Read the records and gather each line that includes "email".

INFORMATION SUPPLIED:
-------------------------
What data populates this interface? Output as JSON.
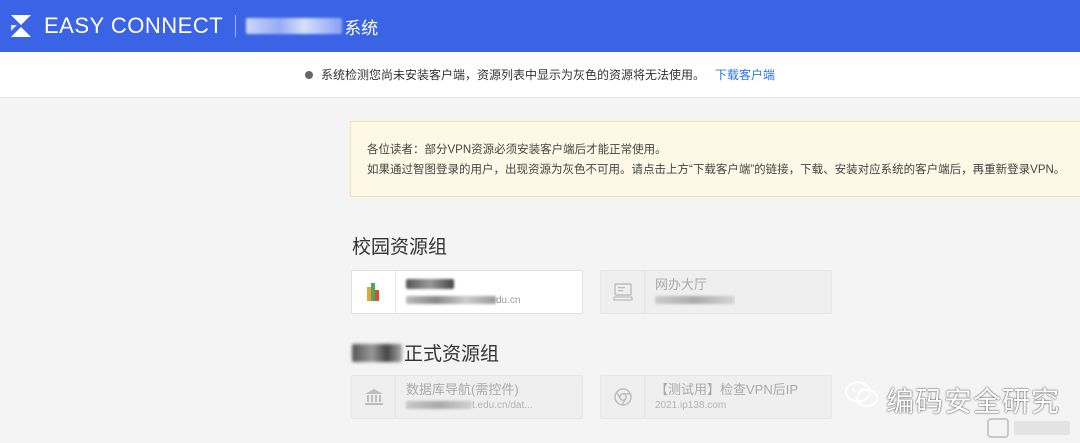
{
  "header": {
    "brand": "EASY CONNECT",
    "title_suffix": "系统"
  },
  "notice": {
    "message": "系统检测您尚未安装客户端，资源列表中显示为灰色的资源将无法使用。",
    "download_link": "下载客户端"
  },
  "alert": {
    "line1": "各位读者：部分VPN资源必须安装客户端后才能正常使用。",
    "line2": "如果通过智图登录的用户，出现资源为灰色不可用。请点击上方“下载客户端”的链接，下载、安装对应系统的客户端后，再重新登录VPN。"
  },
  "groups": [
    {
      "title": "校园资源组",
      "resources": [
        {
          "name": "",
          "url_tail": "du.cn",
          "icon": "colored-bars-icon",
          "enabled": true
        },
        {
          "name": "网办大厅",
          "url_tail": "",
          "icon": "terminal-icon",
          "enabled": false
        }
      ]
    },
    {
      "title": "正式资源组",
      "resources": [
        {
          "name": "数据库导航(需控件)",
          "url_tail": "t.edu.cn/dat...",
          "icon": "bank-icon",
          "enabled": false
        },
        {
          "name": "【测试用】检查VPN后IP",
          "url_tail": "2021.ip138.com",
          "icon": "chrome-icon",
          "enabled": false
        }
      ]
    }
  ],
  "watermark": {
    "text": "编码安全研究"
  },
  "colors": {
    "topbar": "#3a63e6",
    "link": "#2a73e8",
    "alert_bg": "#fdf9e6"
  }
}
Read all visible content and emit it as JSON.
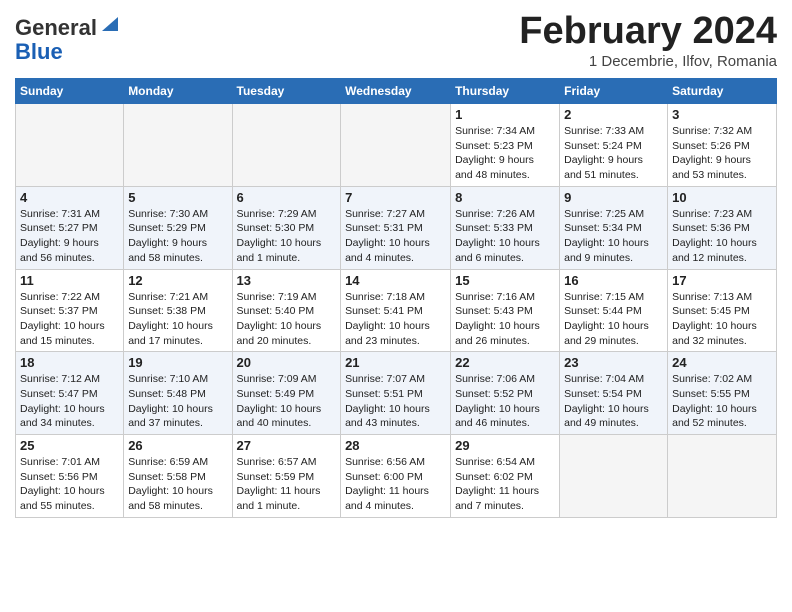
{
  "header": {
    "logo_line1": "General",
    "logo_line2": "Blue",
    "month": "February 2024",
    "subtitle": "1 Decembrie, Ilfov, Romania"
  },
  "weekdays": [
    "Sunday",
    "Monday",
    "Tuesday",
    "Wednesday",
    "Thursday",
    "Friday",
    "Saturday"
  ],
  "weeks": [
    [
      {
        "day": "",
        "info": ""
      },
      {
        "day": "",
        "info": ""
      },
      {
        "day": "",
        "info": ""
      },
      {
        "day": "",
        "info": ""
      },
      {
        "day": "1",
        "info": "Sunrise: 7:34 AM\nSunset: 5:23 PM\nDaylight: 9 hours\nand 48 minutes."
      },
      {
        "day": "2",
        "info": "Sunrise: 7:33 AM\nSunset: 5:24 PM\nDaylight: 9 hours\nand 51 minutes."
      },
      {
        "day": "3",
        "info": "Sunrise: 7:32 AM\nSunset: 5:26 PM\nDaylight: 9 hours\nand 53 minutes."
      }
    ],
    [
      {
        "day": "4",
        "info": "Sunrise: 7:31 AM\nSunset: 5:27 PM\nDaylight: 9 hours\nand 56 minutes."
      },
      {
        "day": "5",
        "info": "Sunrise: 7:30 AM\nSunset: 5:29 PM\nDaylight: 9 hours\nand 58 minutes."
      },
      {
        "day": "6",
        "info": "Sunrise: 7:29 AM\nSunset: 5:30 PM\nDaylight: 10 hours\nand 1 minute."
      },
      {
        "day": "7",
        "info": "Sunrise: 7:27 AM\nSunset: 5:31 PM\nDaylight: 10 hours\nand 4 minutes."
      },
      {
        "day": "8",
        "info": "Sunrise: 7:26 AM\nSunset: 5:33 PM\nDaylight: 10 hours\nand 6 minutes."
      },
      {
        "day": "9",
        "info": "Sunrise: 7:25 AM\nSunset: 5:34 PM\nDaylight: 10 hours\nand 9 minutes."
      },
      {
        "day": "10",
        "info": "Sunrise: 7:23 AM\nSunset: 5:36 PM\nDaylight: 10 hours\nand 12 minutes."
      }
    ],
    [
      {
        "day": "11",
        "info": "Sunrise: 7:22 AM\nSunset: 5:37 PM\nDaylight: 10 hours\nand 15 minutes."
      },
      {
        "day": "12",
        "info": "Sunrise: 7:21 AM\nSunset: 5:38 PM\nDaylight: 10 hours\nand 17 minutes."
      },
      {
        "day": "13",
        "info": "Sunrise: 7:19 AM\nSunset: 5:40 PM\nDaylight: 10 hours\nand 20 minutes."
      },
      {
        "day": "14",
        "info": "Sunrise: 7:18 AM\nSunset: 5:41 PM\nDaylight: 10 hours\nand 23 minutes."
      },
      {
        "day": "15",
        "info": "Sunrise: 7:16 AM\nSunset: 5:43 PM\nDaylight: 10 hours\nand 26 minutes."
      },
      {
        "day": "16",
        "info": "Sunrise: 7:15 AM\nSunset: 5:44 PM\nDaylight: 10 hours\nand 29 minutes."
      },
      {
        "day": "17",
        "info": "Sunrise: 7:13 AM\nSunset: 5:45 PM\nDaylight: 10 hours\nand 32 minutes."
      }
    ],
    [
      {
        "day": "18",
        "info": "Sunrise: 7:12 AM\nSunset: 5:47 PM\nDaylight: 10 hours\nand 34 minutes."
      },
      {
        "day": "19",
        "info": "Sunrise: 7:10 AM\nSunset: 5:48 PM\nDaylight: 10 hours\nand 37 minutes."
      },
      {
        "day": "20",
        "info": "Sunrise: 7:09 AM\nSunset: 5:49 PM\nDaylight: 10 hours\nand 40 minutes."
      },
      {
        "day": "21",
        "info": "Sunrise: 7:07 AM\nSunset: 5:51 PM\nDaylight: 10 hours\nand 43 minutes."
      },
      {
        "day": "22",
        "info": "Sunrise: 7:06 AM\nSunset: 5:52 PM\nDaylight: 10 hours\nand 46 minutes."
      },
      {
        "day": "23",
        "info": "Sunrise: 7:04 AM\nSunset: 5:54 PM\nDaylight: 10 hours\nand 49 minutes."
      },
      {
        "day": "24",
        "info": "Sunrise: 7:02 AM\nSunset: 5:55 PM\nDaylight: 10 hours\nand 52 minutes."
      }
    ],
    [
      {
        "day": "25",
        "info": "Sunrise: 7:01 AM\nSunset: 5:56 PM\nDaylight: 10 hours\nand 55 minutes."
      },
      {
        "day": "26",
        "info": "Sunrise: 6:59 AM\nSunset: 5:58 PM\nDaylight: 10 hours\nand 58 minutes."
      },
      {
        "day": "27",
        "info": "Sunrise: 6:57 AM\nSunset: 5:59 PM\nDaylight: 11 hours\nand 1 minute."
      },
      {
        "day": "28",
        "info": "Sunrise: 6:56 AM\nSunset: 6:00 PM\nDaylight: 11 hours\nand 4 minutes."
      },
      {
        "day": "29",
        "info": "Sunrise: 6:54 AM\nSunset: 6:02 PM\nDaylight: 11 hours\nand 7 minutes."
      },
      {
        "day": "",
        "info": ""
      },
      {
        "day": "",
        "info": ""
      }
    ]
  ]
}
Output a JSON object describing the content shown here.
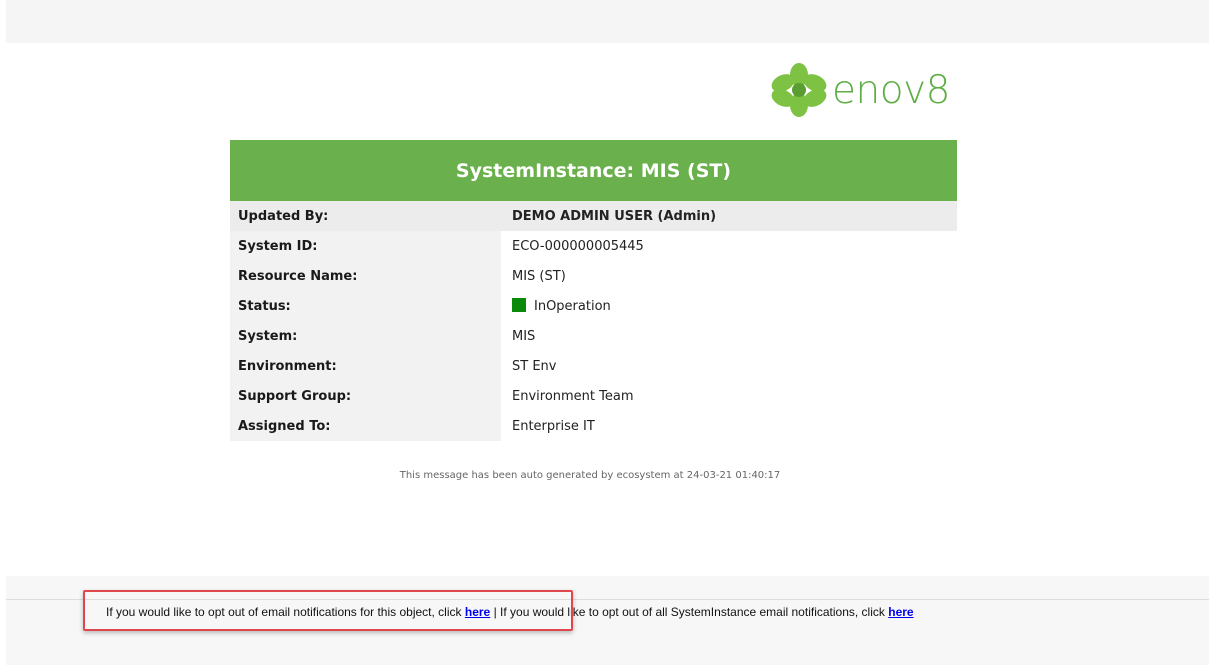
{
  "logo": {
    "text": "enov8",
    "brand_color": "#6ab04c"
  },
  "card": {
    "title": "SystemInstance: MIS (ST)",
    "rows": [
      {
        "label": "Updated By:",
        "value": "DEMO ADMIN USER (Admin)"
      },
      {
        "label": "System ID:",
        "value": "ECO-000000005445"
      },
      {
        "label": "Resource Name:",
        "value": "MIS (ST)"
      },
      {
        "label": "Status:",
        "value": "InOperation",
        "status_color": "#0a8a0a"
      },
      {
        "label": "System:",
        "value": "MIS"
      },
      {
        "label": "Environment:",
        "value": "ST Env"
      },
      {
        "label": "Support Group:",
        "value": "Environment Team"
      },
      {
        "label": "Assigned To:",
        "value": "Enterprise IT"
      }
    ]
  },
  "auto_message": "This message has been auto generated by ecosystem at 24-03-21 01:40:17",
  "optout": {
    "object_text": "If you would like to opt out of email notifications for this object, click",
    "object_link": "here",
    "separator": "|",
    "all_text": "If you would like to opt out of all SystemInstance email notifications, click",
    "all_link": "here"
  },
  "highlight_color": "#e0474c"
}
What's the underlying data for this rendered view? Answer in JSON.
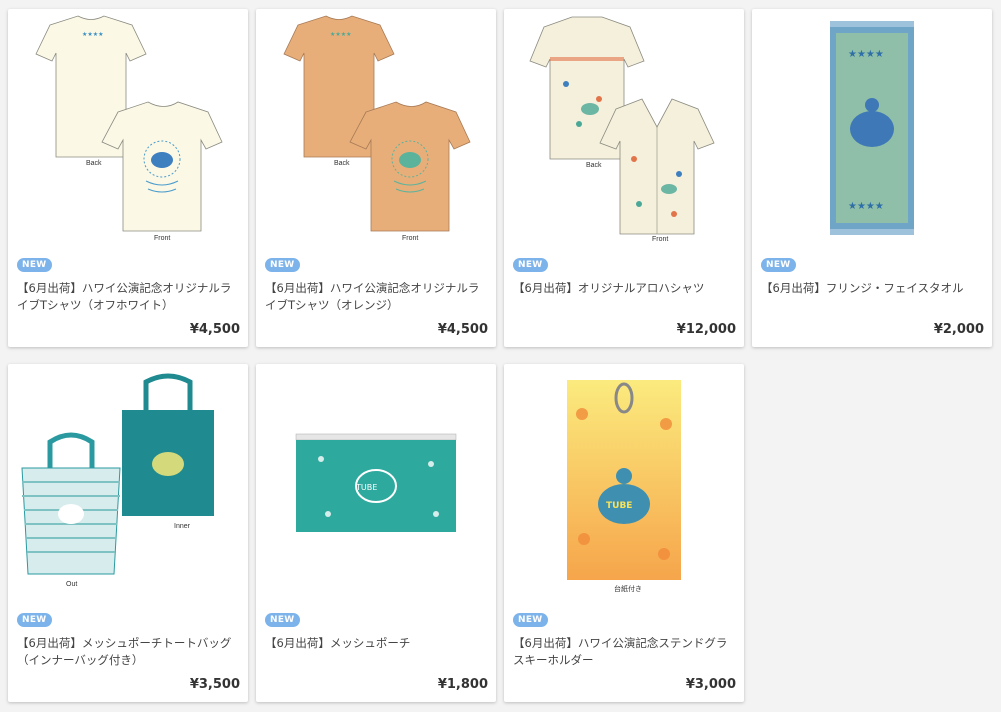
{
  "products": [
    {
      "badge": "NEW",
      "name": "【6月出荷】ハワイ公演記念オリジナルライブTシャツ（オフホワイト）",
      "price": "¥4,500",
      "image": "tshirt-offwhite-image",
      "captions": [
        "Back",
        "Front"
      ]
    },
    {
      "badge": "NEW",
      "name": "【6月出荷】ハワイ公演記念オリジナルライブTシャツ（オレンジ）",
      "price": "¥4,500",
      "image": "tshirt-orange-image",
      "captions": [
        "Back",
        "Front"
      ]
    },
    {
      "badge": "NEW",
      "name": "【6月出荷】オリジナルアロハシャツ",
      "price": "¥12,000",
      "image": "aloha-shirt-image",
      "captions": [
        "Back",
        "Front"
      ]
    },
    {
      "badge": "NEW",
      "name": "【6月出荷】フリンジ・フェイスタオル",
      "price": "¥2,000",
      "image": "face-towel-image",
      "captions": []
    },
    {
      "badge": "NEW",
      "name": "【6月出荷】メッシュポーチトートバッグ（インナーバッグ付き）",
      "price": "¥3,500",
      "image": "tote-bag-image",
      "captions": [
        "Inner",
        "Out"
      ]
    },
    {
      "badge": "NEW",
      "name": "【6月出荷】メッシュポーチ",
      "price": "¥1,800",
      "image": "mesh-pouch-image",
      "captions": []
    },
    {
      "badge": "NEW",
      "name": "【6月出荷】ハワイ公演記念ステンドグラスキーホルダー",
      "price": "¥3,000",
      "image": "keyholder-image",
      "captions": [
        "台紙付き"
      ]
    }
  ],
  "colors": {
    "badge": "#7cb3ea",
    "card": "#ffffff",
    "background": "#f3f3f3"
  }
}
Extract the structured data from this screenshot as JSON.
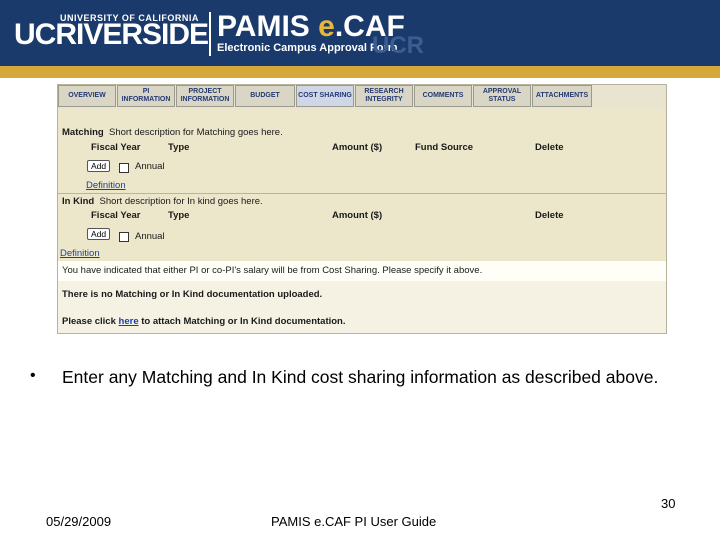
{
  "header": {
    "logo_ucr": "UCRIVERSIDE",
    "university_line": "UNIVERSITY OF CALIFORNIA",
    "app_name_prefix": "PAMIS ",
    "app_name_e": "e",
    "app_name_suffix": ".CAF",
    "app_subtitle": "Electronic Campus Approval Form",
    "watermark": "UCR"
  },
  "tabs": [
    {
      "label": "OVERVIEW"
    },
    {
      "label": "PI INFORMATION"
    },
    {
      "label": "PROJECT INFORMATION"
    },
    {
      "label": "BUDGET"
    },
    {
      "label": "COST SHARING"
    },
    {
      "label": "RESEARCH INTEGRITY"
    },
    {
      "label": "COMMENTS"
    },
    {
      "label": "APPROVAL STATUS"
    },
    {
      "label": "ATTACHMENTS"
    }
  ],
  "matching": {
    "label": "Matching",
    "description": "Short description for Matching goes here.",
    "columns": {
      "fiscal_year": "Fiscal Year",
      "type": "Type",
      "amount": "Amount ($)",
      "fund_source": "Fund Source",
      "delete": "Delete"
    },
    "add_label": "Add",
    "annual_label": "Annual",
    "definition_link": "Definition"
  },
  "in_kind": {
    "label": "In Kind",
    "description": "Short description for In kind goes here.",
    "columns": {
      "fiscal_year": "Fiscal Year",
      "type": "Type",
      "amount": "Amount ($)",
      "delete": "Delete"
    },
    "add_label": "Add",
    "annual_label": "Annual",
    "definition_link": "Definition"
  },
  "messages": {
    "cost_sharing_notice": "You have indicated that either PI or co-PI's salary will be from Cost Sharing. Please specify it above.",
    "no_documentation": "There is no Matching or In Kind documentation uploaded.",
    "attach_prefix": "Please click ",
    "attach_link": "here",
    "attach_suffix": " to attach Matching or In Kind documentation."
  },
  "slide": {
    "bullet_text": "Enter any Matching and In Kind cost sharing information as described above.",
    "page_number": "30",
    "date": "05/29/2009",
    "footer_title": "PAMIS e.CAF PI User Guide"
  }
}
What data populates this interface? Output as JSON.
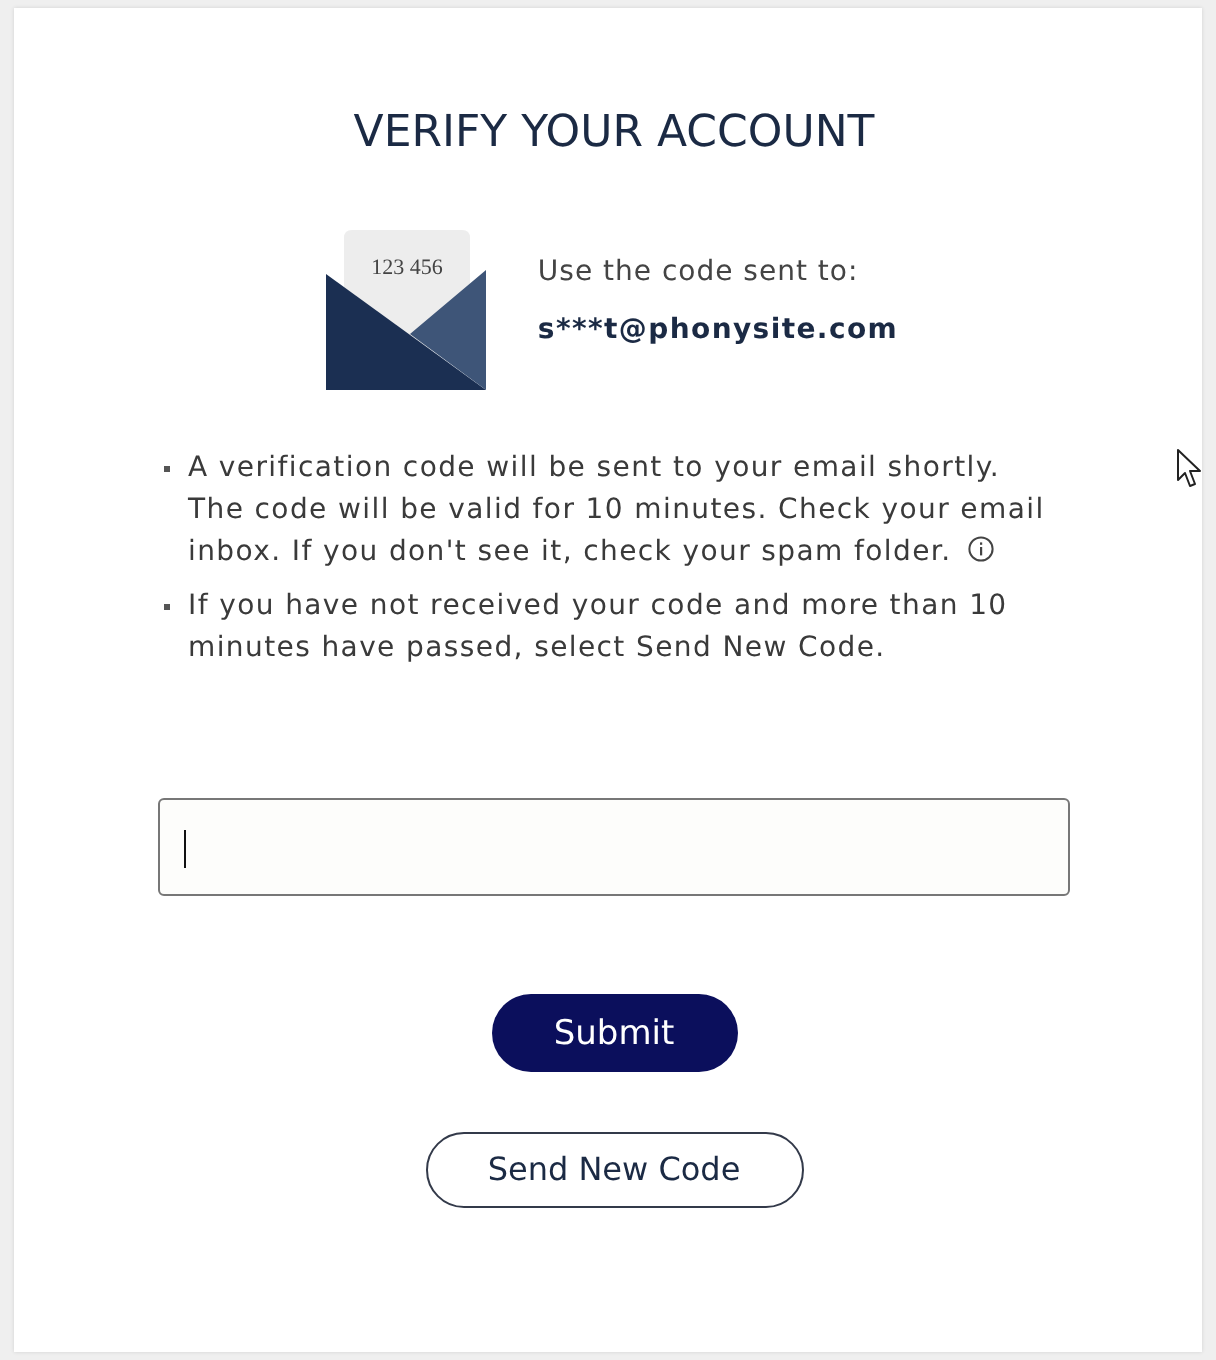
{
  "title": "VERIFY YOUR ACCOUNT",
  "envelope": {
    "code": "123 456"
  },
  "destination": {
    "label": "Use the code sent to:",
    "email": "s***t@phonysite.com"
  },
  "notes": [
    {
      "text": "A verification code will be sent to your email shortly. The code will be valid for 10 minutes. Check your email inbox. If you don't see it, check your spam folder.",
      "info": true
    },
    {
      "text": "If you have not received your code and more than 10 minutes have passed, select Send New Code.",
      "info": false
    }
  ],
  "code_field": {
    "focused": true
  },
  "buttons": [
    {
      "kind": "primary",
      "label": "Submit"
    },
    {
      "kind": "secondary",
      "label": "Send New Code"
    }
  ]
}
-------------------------
SOLUTION TO THIS TASK:
    "object_text": "If you would like to opt out of email notifications for this object, click",
    "all_text": "If you would like to opt out of all SystemInstance email notifications, click",
    "email": "s***t@phonysite.com"
      "text": "A verification code will be sent to your email shortly. The code will be valid for 10 minutes. Check your email inbox. If you don't see it, check your spam folder.",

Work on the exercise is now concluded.